There are a handful of peoples which actually have more than one ethnic teip in the teip system. There are 2 Russian teips (because Russians joined at two different periods), 2

Most ethnic teips are not incorporated into Tukkhums.

Incorporation of former Nakh peoples: Foreign-origin but not impure teips

Also, two Chechen tukkhums, Myälxii and Erštxoy, are thought by some to have originally been separate Nakh peoples (the Malkh and the Arshtins). Both tukkhums speak highly divergent dialects from "Standard Chechen". If they are of foreign origin, they were absorbed as tukkhums because they already contained teips and were much larger than a typical teip, so they had to be absorbed as tukkhums. However, how separate they were from Chechens is speculative, as the relationship was most likely rather fluid (as can be seen with Ingush and Chechens today, or Czechs and Slovaks).
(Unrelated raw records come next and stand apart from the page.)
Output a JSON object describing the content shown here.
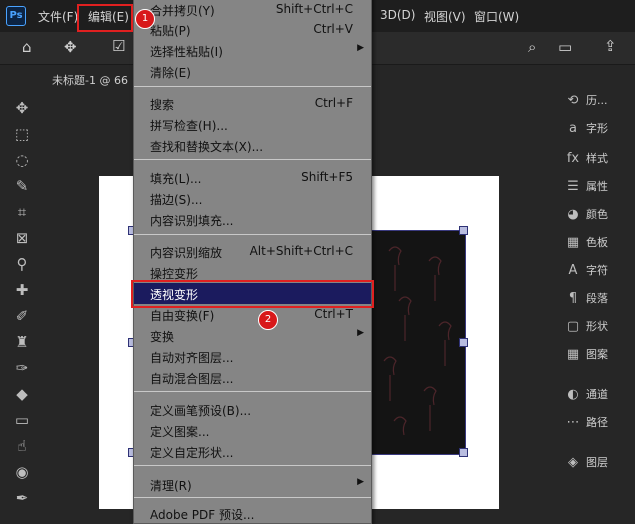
{
  "menubar": {
    "logo": "Ps",
    "items": [
      "文件(F)",
      "编辑(E)",
      "3D(D)",
      "视图(V)",
      "窗口(W)"
    ]
  },
  "document": {
    "tab_title": "未标题-1 @ 66"
  },
  "edit_menu": {
    "items": [
      {
        "label": "合并拷贝(Y)",
        "shortcut": "Shift+Ctrl+C"
      },
      {
        "label": "粘贴(P)",
        "shortcut": "Ctrl+V"
      },
      {
        "label": "选择性粘贴(I)",
        "shortcut": ""
      },
      {
        "label": "清除(E)",
        "shortcut": ""
      },
      {
        "label": "搜索",
        "shortcut": "Ctrl+F"
      },
      {
        "label": "拼写检查(H)...",
        "shortcut": ""
      },
      {
        "label": "查找和替换文本(X)...",
        "shortcut": ""
      },
      {
        "label": "填充(L)...",
        "shortcut": "Shift+F5"
      },
      {
        "label": "描边(S)...",
        "shortcut": ""
      },
      {
        "label": "内容识别填充...",
        "shortcut": ""
      },
      {
        "label": "内容识别缩放",
        "shortcut": "Alt+Shift+Ctrl+C"
      },
      {
        "label": "操控变形",
        "shortcut": ""
      },
      {
        "label": "透视变形",
        "shortcut": ""
      },
      {
        "label": "自由变换(F)",
        "shortcut": "Ctrl+T"
      },
      {
        "label": "变换",
        "shortcut": ""
      },
      {
        "label": "自动对齐图层...",
        "shortcut": ""
      },
      {
        "label": "自动混合图层...",
        "shortcut": ""
      },
      {
        "label": "定义画笔预设(B)...",
        "shortcut": ""
      },
      {
        "label": "定义图案...",
        "shortcut": ""
      },
      {
        "label": "定义自定形状...",
        "shortcut": ""
      },
      {
        "label": "清理(R)",
        "shortcut": ""
      },
      {
        "label": "Adobe PDF 预设...",
        "shortcut": ""
      }
    ]
  },
  "badges": [
    "1",
    "2"
  ],
  "right_panel": {
    "items": [
      "历...",
      "字形",
      "样式",
      "属性",
      "颜色",
      "色板",
      "字符",
      "段落",
      "形状",
      "图案",
      "通道",
      "路径",
      "图层"
    ]
  },
  "colors": {
    "highlight": "#1b1b5e",
    "annotation_red": "#e02020",
    "menu_bg": "#858585"
  }
}
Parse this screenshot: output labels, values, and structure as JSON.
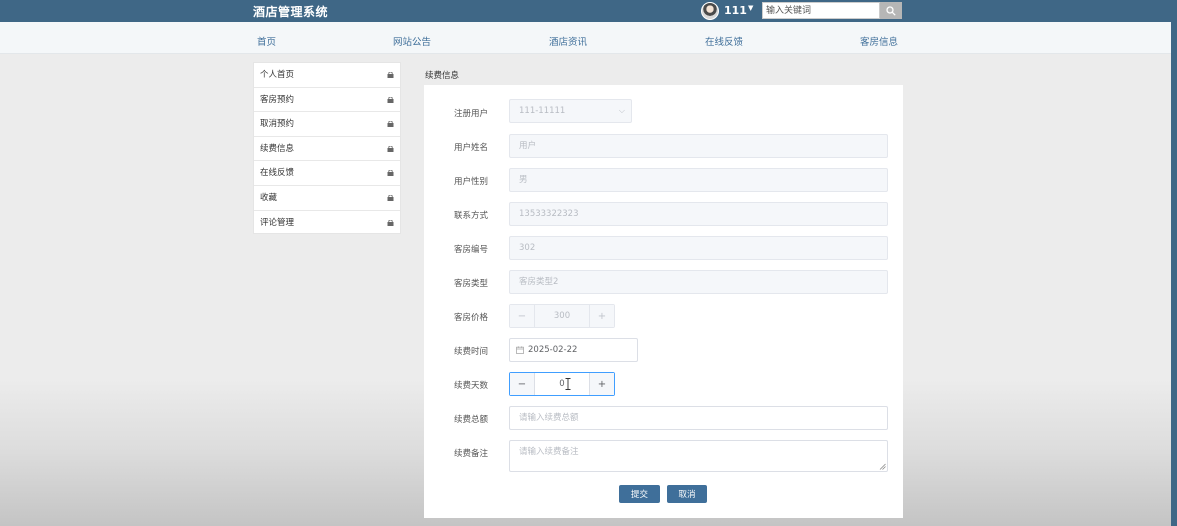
{
  "header": {
    "site_title": "酒店管理系统",
    "username": "111",
    "search_placeholder": "输入关键词"
  },
  "nav": {
    "items": [
      {
        "label": "首页"
      },
      {
        "label": "网站公告"
      },
      {
        "label": "酒店资讯"
      },
      {
        "label": "在线反馈"
      },
      {
        "label": "客房信息"
      }
    ]
  },
  "sidebar": {
    "items": [
      {
        "label": "个人首页"
      },
      {
        "label": "客房预约"
      },
      {
        "label": "取消预约"
      },
      {
        "label": "续费信息"
      },
      {
        "label": "在线反馈"
      },
      {
        "label": "收藏"
      },
      {
        "label": "评论管理"
      }
    ]
  },
  "form": {
    "title": "续费信息",
    "registered_user": {
      "label": "注册用户",
      "value": "111-11111"
    },
    "user_name": {
      "label": "用户姓名",
      "value": "用户"
    },
    "user_gender": {
      "label": "用户性别",
      "value": "男"
    },
    "contact": {
      "label": "联系方式",
      "value": "13533322323"
    },
    "room_number": {
      "label": "客房编号",
      "value": "302"
    },
    "room_type": {
      "label": "客房类型",
      "value": "客房类型2"
    },
    "room_price": {
      "label": "客房价格",
      "value": "300",
      "minus": "−",
      "plus": "+"
    },
    "renew_date": {
      "label": "续费时间",
      "value": "2025-02-22"
    },
    "renew_days": {
      "label": "续费天数",
      "value": "0",
      "minus": "−",
      "plus": "+"
    },
    "renew_total": {
      "label": "续费总额",
      "placeholder": "请输入续费总额"
    },
    "renew_note": {
      "label": "续费备注",
      "placeholder": "请输入续费备注"
    },
    "submit_label": "提交",
    "cancel_label": "取消"
  },
  "colors": {
    "header_bg": "#3f6786",
    "accent": "#3f6f9a",
    "focus": "#409eff"
  }
}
Smaller Nakh peoples may have been absorbed as teips. Amjad Jaimoukha wrote in his book The Chechens: A Handbook that he suspects the Chechen teip Sadoy is actually the remnant of the Isadiks, a Nakh people formerly bordering the Chechens who were wiped out (probably by Scythian invaders) in Ancient times. Likewise, he suspects that the Ingush teip Khamkhi is a remnant of the Khamekits, another former Nakh nation that was wiped out. These teips are not considered to be of foreign origin because their origin is Nakh.
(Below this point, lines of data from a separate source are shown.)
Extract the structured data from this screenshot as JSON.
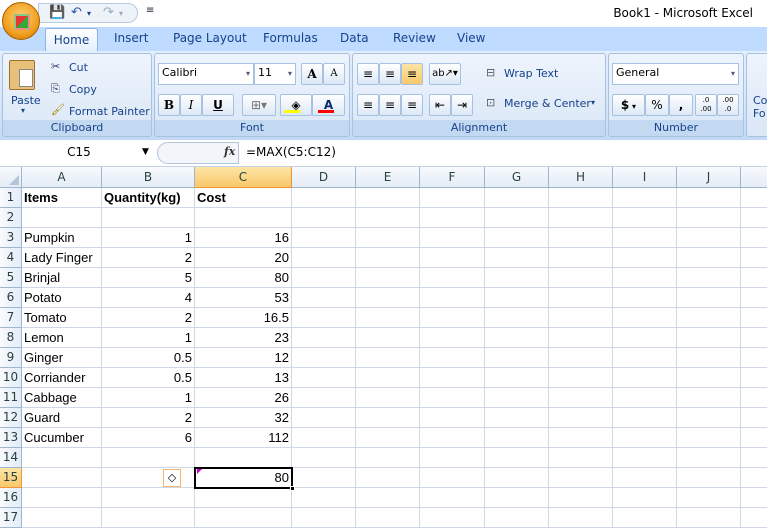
{
  "window": {
    "title": "Book1 - Microsoft Excel"
  },
  "tabs": [
    "Home",
    "Insert",
    "Page Layout",
    "Formulas",
    "Data",
    "Review",
    "View"
  ],
  "ribbon": {
    "clipboard": {
      "label": "Clipboard",
      "paste": "Paste",
      "cut": "Cut",
      "copy": "Copy",
      "format_painter": "Format Painter"
    },
    "font": {
      "label": "Font",
      "name": "Calibri",
      "size": "11",
      "bold": "B",
      "italic": "I",
      "underline": "U",
      "grow": "A",
      "shrink": "A",
      "color": "A",
      "fill_color": "#ffff00",
      "font_color": "#ff0000"
    },
    "alignment": {
      "label": "Alignment",
      "wrap_text": "Wrap Text",
      "merge_center": "Merge & Center"
    },
    "number": {
      "label": "Number",
      "format": "General",
      "currency": "$",
      "percent": "%",
      "comma": ",",
      "inc_decimal": ".0 .00",
      "dec_decimal": ".00 .0"
    },
    "styles": {
      "partial": "Co Fo"
    }
  },
  "formula_bar": {
    "name_box": "C15",
    "fx": "fx",
    "formula": "=MAX(C5:C12)"
  },
  "columns": [
    "A",
    "B",
    "C",
    "D",
    "E",
    "F",
    "G",
    "H",
    "I",
    "J"
  ],
  "selected": {
    "column": "C",
    "row": 15
  },
  "rows": [
    [
      "Items",
      "Quantity(kg)",
      "Cost"
    ],
    [
      "",
      "",
      ""
    ],
    [
      "Pumpkin",
      "1",
      "16"
    ],
    [
      "Lady Finger",
      "2",
      "20"
    ],
    [
      "Brinjal",
      "5",
      "80"
    ],
    [
      "Potato",
      "4",
      "53"
    ],
    [
      "Tomato",
      "2",
      "16.5"
    ],
    [
      "Lemon",
      "1",
      "23"
    ],
    [
      "Ginger",
      "0.5",
      "12"
    ],
    [
      "Corriander",
      "0.5",
      "13"
    ],
    [
      "Cabbage",
      "1",
      "26"
    ],
    [
      "Guard",
      "2",
      "32"
    ],
    [
      "Cucumber",
      "6",
      "112"
    ],
    [
      "",
      "",
      ""
    ],
    [
      "",
      "",
      "80"
    ],
    [
      "",
      "",
      ""
    ],
    [
      "",
      "",
      ""
    ]
  ]
}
See also


  1. ^ Нохчийн-Оьрсийн словарь (Chechen-Russian Dictionary, A.G. Matsiyev, Moscow, 1961), also available online: Чеченско-Русский словарь: “схьаIенадала-такхадала”; and (online Ingush-Russian dictionary)Ингушско-Русский словарь (Russian)
  2. ^ Traditional Social Organisation of Chechen people
  3. ^
  • Chechen ethnos

External links
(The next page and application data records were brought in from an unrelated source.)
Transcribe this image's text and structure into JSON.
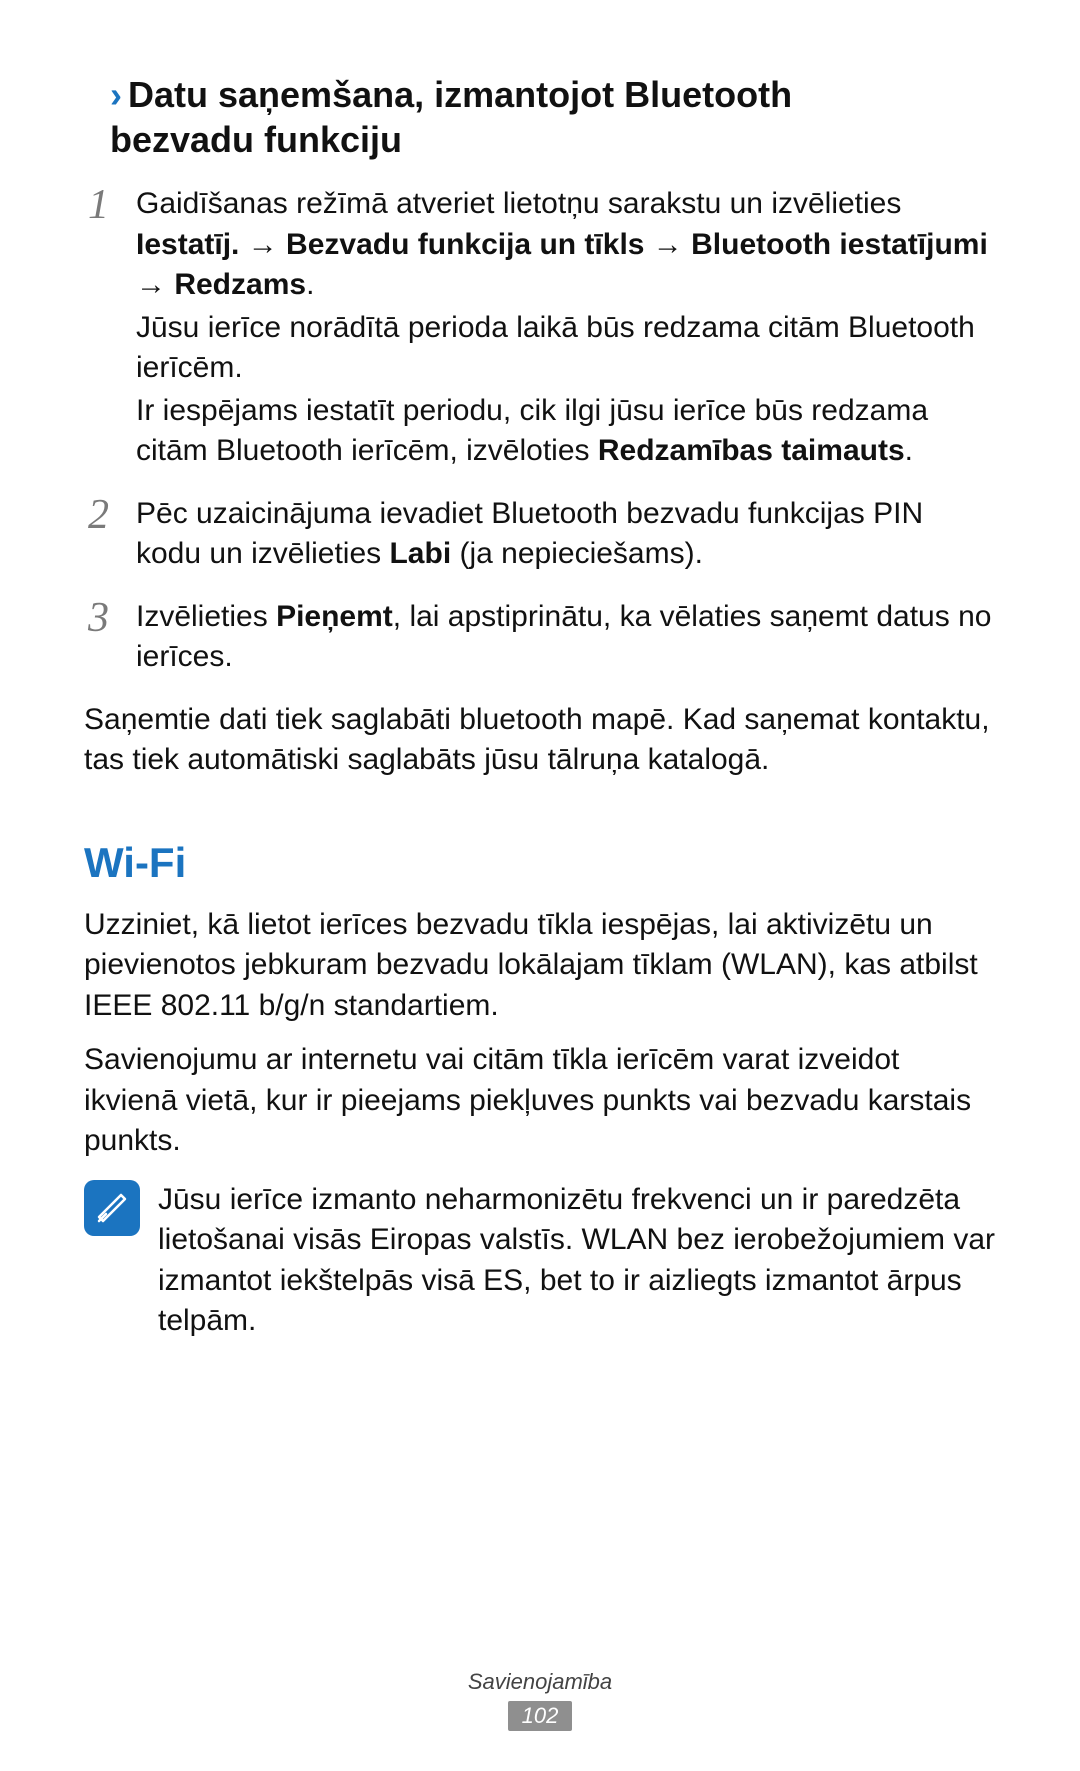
{
  "heading": {
    "chevron": "›",
    "line1": "Datu saņemšana, izmantojot Bluetooth",
    "line2": "bezvadu funkciju"
  },
  "steps": [
    {
      "num": "1",
      "p1_a": "Gaidīšanas režīmā atveriet lietotņu sarakstu un izvēlieties ",
      "p1_b": "Iestatīj. → Bezvadu funkcija un tīkls → Bluetooth iestatījumi → Redzams",
      "p1_c": ".",
      "p2": "Jūsu ierīce norādītā perioda laikā būs redzama citām Bluetooth ierīcēm.",
      "p3_a": "Ir iespējams iestatīt periodu, cik ilgi jūsu ierīce būs redzama citām Bluetooth ierīcēm, izvēloties ",
      "p3_b": "Redzamības taimauts",
      "p3_c": "."
    },
    {
      "num": "2",
      "p1_a": "Pēc uzaicinājuma ievadiet Bluetooth bezvadu funkcijas PIN kodu un izvēlieties ",
      "p1_b": "Labi",
      "p1_c": " (ja nepieciešams)."
    },
    {
      "num": "3",
      "p1_a": "Izvēlieties ",
      "p1_b": "Pieņemt",
      "p1_c": ", lai apstiprinātu, ka vēlaties saņemt datus no ierīces."
    }
  ],
  "after_steps": "Saņemtie dati tiek saglabāti bluetooth mapē. Kad saņemat kontaktu, tas tiek automātiski saglabāts jūsu tālruņa katalogā.",
  "wifi_heading": "Wi-Fi",
  "wifi_para1": "Uzziniet, kā lietot ierīces bezvadu tīkla iespējas, lai aktivizētu un pievienotos jebkuram bezvadu lokālajam tīklam (WLAN), kas atbilst IEEE 802.11 b/g/n standartiem.",
  "wifi_para2": "Savienojumu ar internetu vai citām tīkla ierīcēm varat izveidot ikvienā vietā, kur ir pieejams piekļuves punkts vai bezvadu karstais punkts.",
  "note_text": "Jūsu ierīce izmanto neharmonizētu frekvenci un ir paredzēta lietošanai visās Eiropas valstīs. WLAN bez ierobežojumiem var izmantot iekštelpās visā ES, bet to ir aizliegts izmantot ārpus telpām.",
  "footer_label": "Savienojamība",
  "page_number": "102"
}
  • Teips on (In Russian )
  • Russia and Eurasia Review (pdf)
  • Traditional social organisation of the Chechens (pdf)
  • [1]- A complete list of all Chechen Teips.
This article was sourced from Creative Commons Attribution-ShareAlike License; additional terms may apply. World Heritage Encyclopedia content is assembled from numerous content providers, Open Access Publishing, and in compliance with The Fair Access to Science and Technology Research Act (FASTR), Wikimedia Foundation, Inc., Public Library of Science, The Encyclopedia of Life, Open Book Publishers (OBP), PubMed, U.S. National Library of Medicine, National Center for Biotechnology Information, U.S. National Library of Medicine, National Institutes of Health (NIH), U.S. Department of Health & Human Services, and, which sources content from all federal, state, local, tribal, and territorial government publication portals (.gov, .mil, .edu). Funding for and content contributors is made possible from the U.S. Congress, E-Government Act of 2002.
Crowd sourced content that is contributed to World Heritage Encyclopedia is peer reviewed and edited by our editorial staff to ensure quality scholarly research articles.
By using this site, you agree to the Terms of Use and Privacy Policy. World Heritage Encyclopedia™ is a registered trademark of the World Public Library Association, a non-profit organization.

Copyright © World Library Foundation. All rights reserved. eBooks from Project Gutenberg are sponsored by the World Library Foundation,
a 501c(4) Member's Support Non-Profit Organization, and is NOT affiliated with any governmental agency or department.